The printing industry was centered in Antwerp, home to some of Europe’s most skilled practitioners. Thus the title, the marks. The technique by which a drawing is transferred to copper is shown in two interesting videos here, and it actually leaves outline marks on the wax coating on the metal plate, which is then teased for printing. And the drawings that are cut show the blade marks and often the grid marks which are later used to move the drawing up or down.

The markings may suggest modern materials, but the sixteen pieces here are from the sixteenth century. Here are some drawings for print. One is a drawing that was once attributed to Bruegel but is actually copied from one of its prints. There is a design for a tapestry; There is a drawing by an artist known as a print maker. To compare and contrast, we look at the print images associated with a drawing here. And the comparison he made to me confirmed how strongly I preferred drawing.

Ambrosius I Francken, Women’s Power, Between 1573 – 1579

/ Cortald Gallery

Of course, prints were a great way to spread the word, and they played a vital role in popularizing the work of artists during the Renaissance and beyond, but in their nature, print sketches were vague and unambiguous. Are shaken, which are made by digging in copper. A burn, or anching needle, as opposed to the delicacy and delicacy of drawing.

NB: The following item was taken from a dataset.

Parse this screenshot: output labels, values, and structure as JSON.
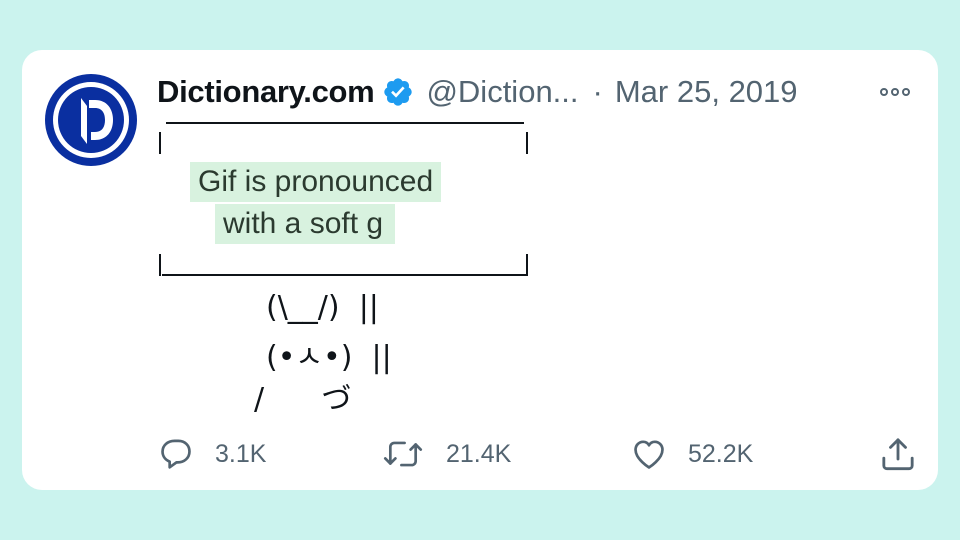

Drawings for print are often unambiguous. It’s all about the line. So here we find a fascinating drawing by Martin de Vos of the Atlanta and Hippopotamus race in pen and ink (the one where Atlanta is disturbed by her plaintiff’s dropped golden apple – deception!) Which is all lightness. And there is movement. A print made of it that looks heavy in terms of competition. The same is true of another beautiful drawing of the destruction of the temple by de Vos, which is delicately out of curiosity for its horrible subject. The print version is heavy and black.

However, the special focus of this show makes some interesting choices. At the beginning we find an engraving of the Cornelius Court of the Practice of the Visual Arts which shows how drawing underlines all the visual arts, from sculpture to architecture and yes, printmaking. It provides terrifying insights into the flying of the body and the suspension of the skeleton for the benefit of artists studying anatomy.

Peter Brigel the Elder, Fair in Hoboken, 1559

/ Cortald Gallery

But Crop Cream is a fair in Hoboken by Brigel the Elder, a pen and ink drawing of St. Day’s Day festivities in a village outside Antwerp, full of events. Horses and piglets are running, a man is defecating outside the church, a homemade theater, church procession, children are aiming hard boiled eggs or something, archers, dancers; All the excitement of a village and the joy of all the peasants with whom Brugel had warm sympathy. What kind of jigs will it make? The accompanying print has the advantage of clarifying the details you may have missed – gauze packing, small archery target.

After all, it’s an admirable focused exhibition that seeks to illuminate the relationship between the two media, drawings and prints, and enables us to see both more closely.

Cortald Gallery, September 22; courtauld.ac.uk